= INSTRUCTIONS TO FOLLOW =
Find how many lines in the data below mention "Unitário". Give the number only.

(Data records for software interfaces)

──────

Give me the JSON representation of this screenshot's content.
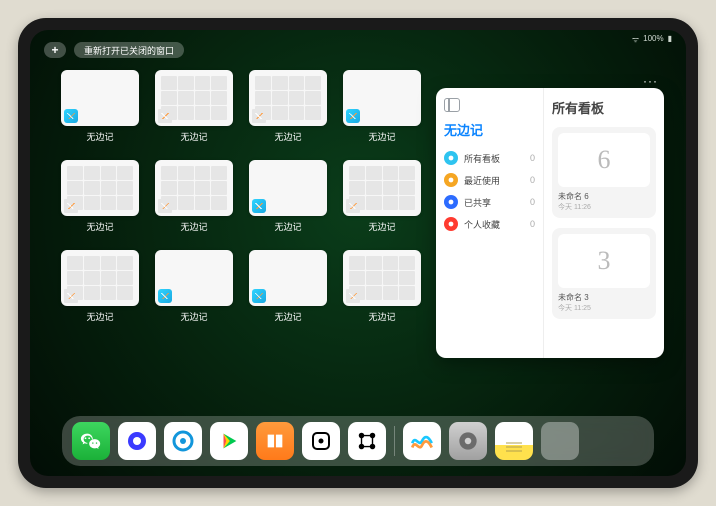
{
  "statusbar": {
    "wifi": "᯾",
    "battery": "100%"
  },
  "topbar": {
    "plus_label": "+",
    "reopen_label": "重新打开已关闭的窗口"
  },
  "thumbs": [
    {
      "label": "无边记",
      "kind": "blank"
    },
    {
      "label": "无边记",
      "kind": "calendar"
    },
    {
      "label": "无边记",
      "kind": "calendar"
    },
    {
      "label": "无边记",
      "kind": "blank"
    },
    {
      "label": "无边记",
      "kind": "calendar"
    },
    {
      "label": "无边记",
      "kind": "calendar"
    },
    {
      "label": "无边记",
      "kind": "blank"
    },
    {
      "label": "无边记",
      "kind": "calendar"
    },
    {
      "label": "无边记",
      "kind": "calendar"
    },
    {
      "label": "无边记",
      "kind": "blank"
    },
    {
      "label": "无边记",
      "kind": "blank"
    },
    {
      "label": "无边记",
      "kind": "calendar"
    }
  ],
  "panel": {
    "menu_dots": "···",
    "left_title": "无边记",
    "items": [
      {
        "label": "所有看板",
        "count": "0",
        "color": "#2ec4f0"
      },
      {
        "label": "最近使用",
        "count": "0",
        "color": "#f5a623"
      },
      {
        "label": "已共享",
        "count": "0",
        "color": "#2d6cff"
      },
      {
        "label": "个人收藏",
        "count": "0",
        "color": "#ff3b30"
      }
    ],
    "right_title": "所有看板",
    "boards": [
      {
        "glyph": "6",
        "title": "未命名 6",
        "sub": "今天 11:26"
      },
      {
        "glyph": "3",
        "title": "未命名 3",
        "sub": "今天 11:25"
      }
    ]
  },
  "dock": {
    "apps": [
      {
        "name": "wechat-icon",
        "cls": "wechat"
      },
      {
        "name": "quark-icon",
        "cls": "quark"
      },
      {
        "name": "qq-browser-icon",
        "cls": "qqb"
      },
      {
        "name": "iqiyi-icon",
        "cls": "iqiyi"
      },
      {
        "name": "books-icon",
        "cls": "books"
      },
      {
        "name": "dice-icon",
        "cls": "dice"
      },
      {
        "name": "connect-icon",
        "cls": "connect"
      }
    ],
    "recent": [
      {
        "name": "freeform-icon",
        "cls": "freeform"
      },
      {
        "name": "settings-icon",
        "cls": "settings"
      },
      {
        "name": "notes-icon",
        "cls": "notes"
      },
      {
        "name": "app-folder",
        "cls": "folder"
      }
    ]
  }
}
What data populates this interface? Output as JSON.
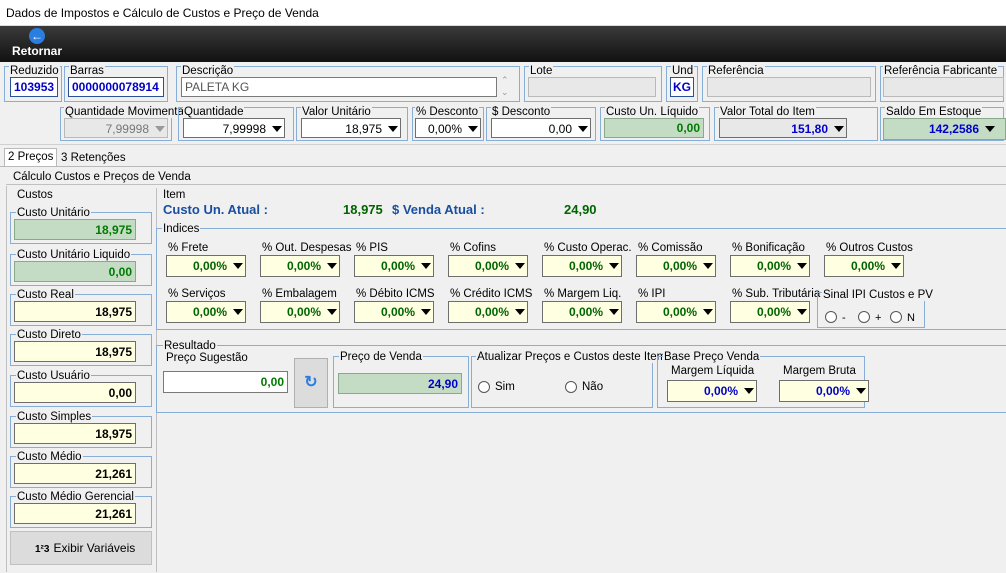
{
  "window": {
    "title": "Dados de Impostos e Cálculo de Custos e Preço de Venda"
  },
  "toolbar": {
    "back_label": "Retornar"
  },
  "header": {
    "reduzido_label": "Reduzido",
    "reduzido": "103953",
    "barras_label": "Barras",
    "barras": "0000000078914",
    "descricao_label": "Descrição",
    "descricao": "PALETA KG",
    "lote_label": "Lote",
    "lote": "",
    "und_label": "Und",
    "und": "KG",
    "referencia_label": "Referência",
    "referencia": "",
    "ref_fab_label": "Referência Fabricante",
    "ref_fab": ""
  },
  "row2": {
    "qtd_mov_label": "Quantidade Movimenta",
    "qtd_mov": "7,99998",
    "quantidade_label": "Quantidade",
    "quantidade": "7,99998",
    "valor_unit_label": "Valor Unitário",
    "valor_unit": "18,975",
    "pct_desc_label": "% Desconto",
    "pct_desc": "0,00%",
    "val_desc_label": "$ Desconto",
    "val_desc": "0,00",
    "custo_liq_label": "Custo Un. Líquido",
    "custo_liq": "0,00",
    "valor_total_label": "Valor Total do Item",
    "valor_total": "151,80",
    "saldo_label": "Saldo Em Estoque",
    "saldo": "142,2586"
  },
  "tabs": [
    {
      "label": "2 Preços"
    },
    {
      "label": "3 Retenções"
    }
  ],
  "main_title": "Cálculo Custos e Preços de Venda",
  "custos": {
    "title": "Custos",
    "items": [
      {
        "label": "Custo Unitário",
        "value": "18,975"
      },
      {
        "label": "Custo Unitário Liquido",
        "value": "0,00"
      },
      {
        "label": "Custo Real",
        "value": "18,975"
      },
      {
        "label": "Custo Direto",
        "value": "18,975"
      },
      {
        "label": "Custo Usuário",
        "value": "0,00"
      },
      {
        "label": "Custo Simples",
        "value": "18,975"
      },
      {
        "label": "Custo Médio",
        "value": "21,261"
      },
      {
        "label": "Custo Médio Gerencial",
        "value": "21,261"
      }
    ],
    "exibir_label": "Exibir Variáveis",
    "exibir_icon": "1²3"
  },
  "item": {
    "title": "Item",
    "custo_atual_label": "Custo Un. Atual :",
    "custo_atual": "18,975",
    "venda_atual_label": "$ Venda Atual :",
    "venda_atual": "24,90"
  },
  "indices": {
    "title": "Indices",
    "row1": [
      {
        "label": "% Frete",
        "value": "0,00%"
      },
      {
        "label": "% Out. Despesas",
        "value": "0,00%"
      },
      {
        "label": "% PIS",
        "value": "0,00%"
      },
      {
        "label": "% Cofins",
        "value": "0,00%"
      },
      {
        "label": "% Custo Operac.",
        "value": "0,00%"
      },
      {
        "label": "% Comissão",
        "value": "0,00%"
      },
      {
        "label": "% Bonificação",
        "value": "0,00%"
      },
      {
        "label": "% Outros Custos",
        "value": "0,00%"
      }
    ],
    "row2": [
      {
        "label": "% Serviços",
        "value": "0,00%"
      },
      {
        "label": "% Embalagem",
        "value": "0,00%"
      },
      {
        "label": "% Débito ICMS",
        "value": "0,00%"
      },
      {
        "label": "% Crédito ICMS",
        "value": "0,00%"
      },
      {
        "label": "% Margem Liq.",
        "value": "0,00%"
      },
      {
        "label": "% IPI",
        "value": "0,00%"
      },
      {
        "label": "% Sub. Tributária",
        "value": "0,00%"
      }
    ],
    "sinal_label": "Sinal IPI Custos e PV",
    "sinal_opts": [
      "-",
      "+",
      "N"
    ]
  },
  "resultado": {
    "title": "Resultado",
    "preco_sug_label": "Preço Sugestão",
    "preco_sug": "0,00",
    "preco_venda_label": "Preço de Venda",
    "preco_venda": "24,90",
    "atualizar_label": "Atualizar Preços e Custos deste Item",
    "sim": "Sim",
    "nao": "Não",
    "base_label": "Base Preço Venda",
    "margem_liq_label": "Margem Líquida",
    "margem_liq": "0,00%",
    "margem_bruta_label": "Margem Bruta",
    "margem_bruta": "0,00%"
  }
}
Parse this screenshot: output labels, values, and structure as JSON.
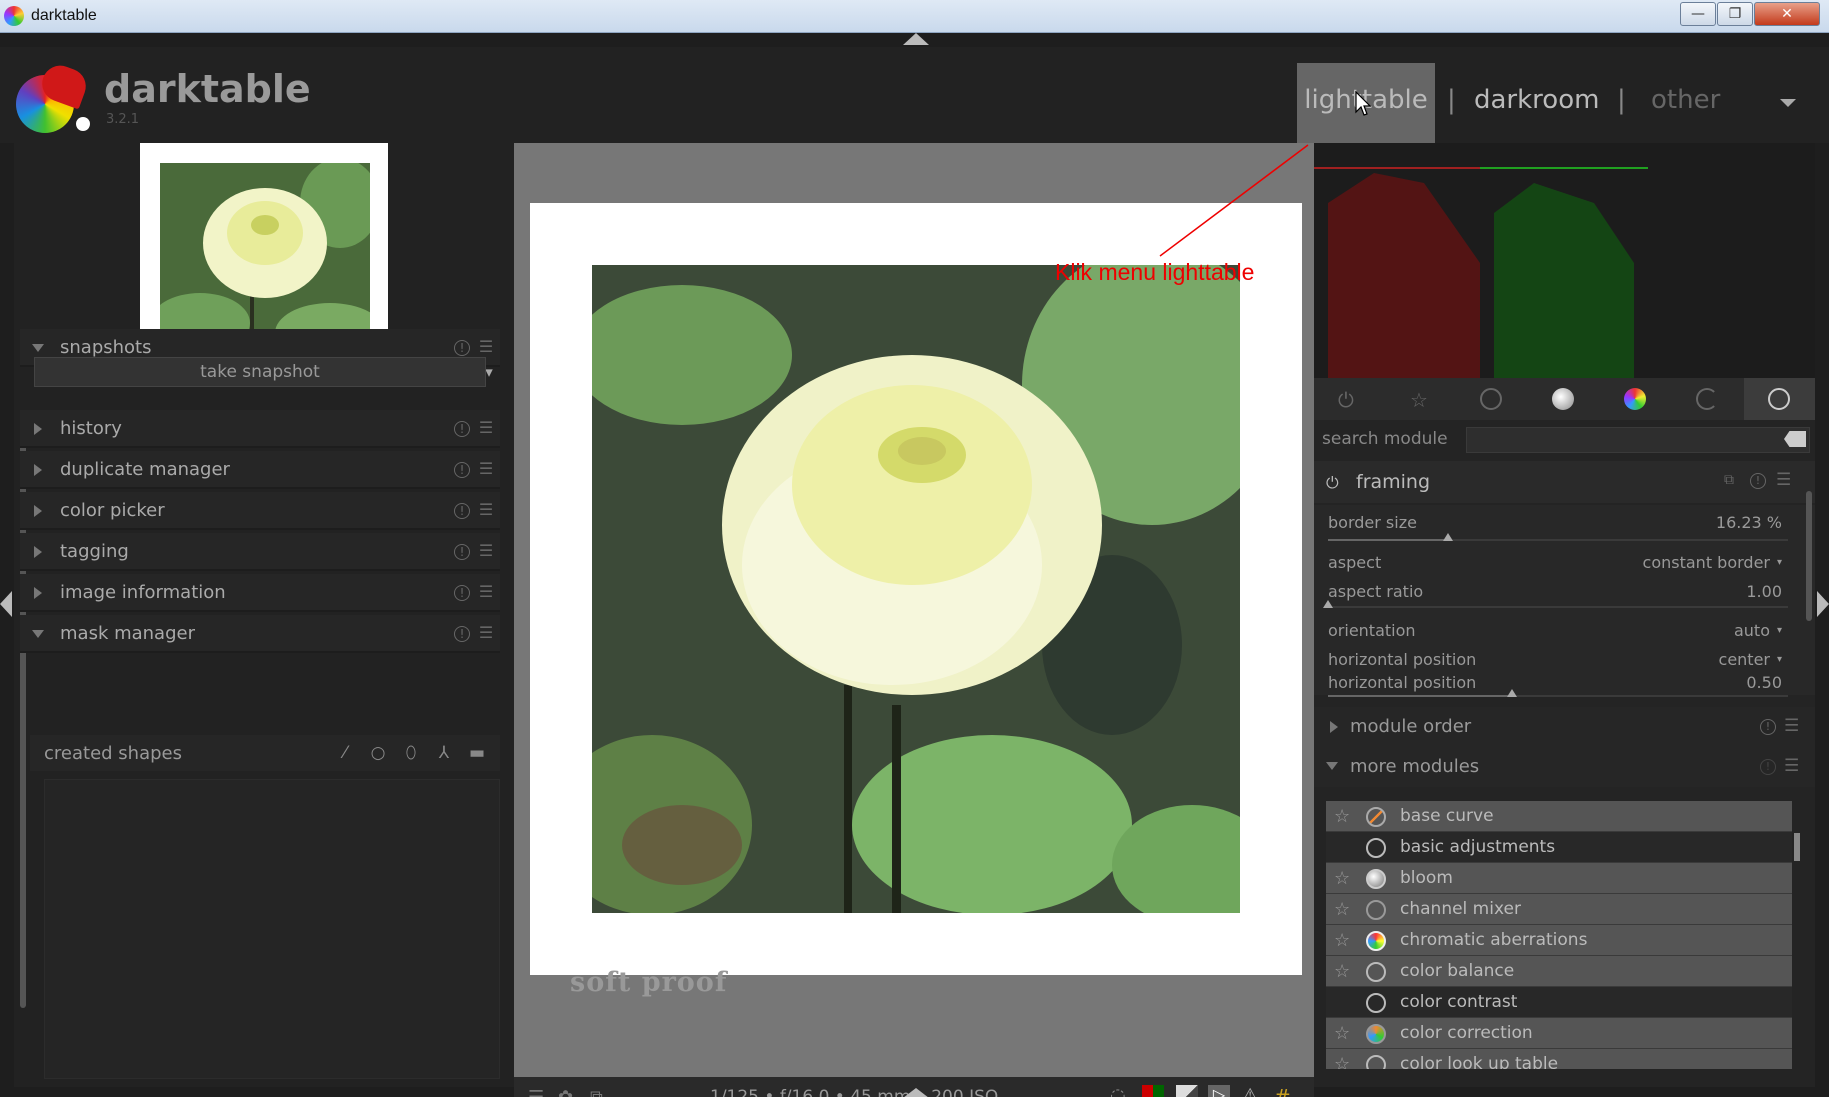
{
  "window": {
    "title": "darktable",
    "min": "—",
    "max": "❐",
    "close": "✕"
  },
  "app": {
    "name": "darktable",
    "version": "3.2.1"
  },
  "views": {
    "lighttable": "lighttable",
    "darkroom": "darkroom",
    "other": "other",
    "separator": "|"
  },
  "annotation": "Klik menu lighttable",
  "left_modules": [
    {
      "label": "snapshots",
      "expanded": true
    },
    {
      "label": "history",
      "expanded": false
    },
    {
      "label": "duplicate manager",
      "expanded": false
    },
    {
      "label": "color picker",
      "expanded": false
    },
    {
      "label": "tagging",
      "expanded": false
    },
    {
      "label": "image information",
      "expanded": false
    },
    {
      "label": "mask manager",
      "expanded": true
    }
  ],
  "snapshot_button": "take snapshot",
  "created_shapes": "created shapes",
  "soft_proof": "soft proof",
  "exif": "1/125 • f/16.0 • 45 mm • 200 ISO",
  "search_label": "search module",
  "framing": {
    "title": "framing",
    "params": [
      {
        "name": "border size",
        "value": "16.23 %",
        "level": 0.26
      },
      {
        "name": "aspect",
        "value": "constant border",
        "dropdown": true
      },
      {
        "name": "aspect ratio",
        "value": "1.00",
        "level": 0.0
      },
      {
        "name": "orientation",
        "value": "auto",
        "dropdown": true
      },
      {
        "name": "horizontal position",
        "value": "center",
        "dropdown": true
      },
      {
        "name": "horizontal position",
        "value": "0.50",
        "level": 0.4
      }
    ]
  },
  "module_order": "module order",
  "more_modules": "more modules",
  "more_modules_list": [
    {
      "label": "base curve",
      "fav": true
    },
    {
      "label": "basic adjustments",
      "fav": false
    },
    {
      "label": "bloom",
      "fav": true
    },
    {
      "label": "channel mixer",
      "fav": true
    },
    {
      "label": "chromatic aberrations",
      "fav": true
    },
    {
      "label": "color balance",
      "fav": true
    },
    {
      "label": "color contrast",
      "fav": false
    },
    {
      "label": "color correction",
      "fav": true
    },
    {
      "label": "color look up table",
      "fav": true
    }
  ],
  "colors": {
    "annotation": "#e00000",
    "active_tab": "#666666"
  },
  "icons": [
    "power-icon",
    "star-icon",
    "circle-icon",
    "tone-icon",
    "color-icon",
    "correct-icon",
    "effect-icon"
  ]
}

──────

= TASK RESPONSE =
3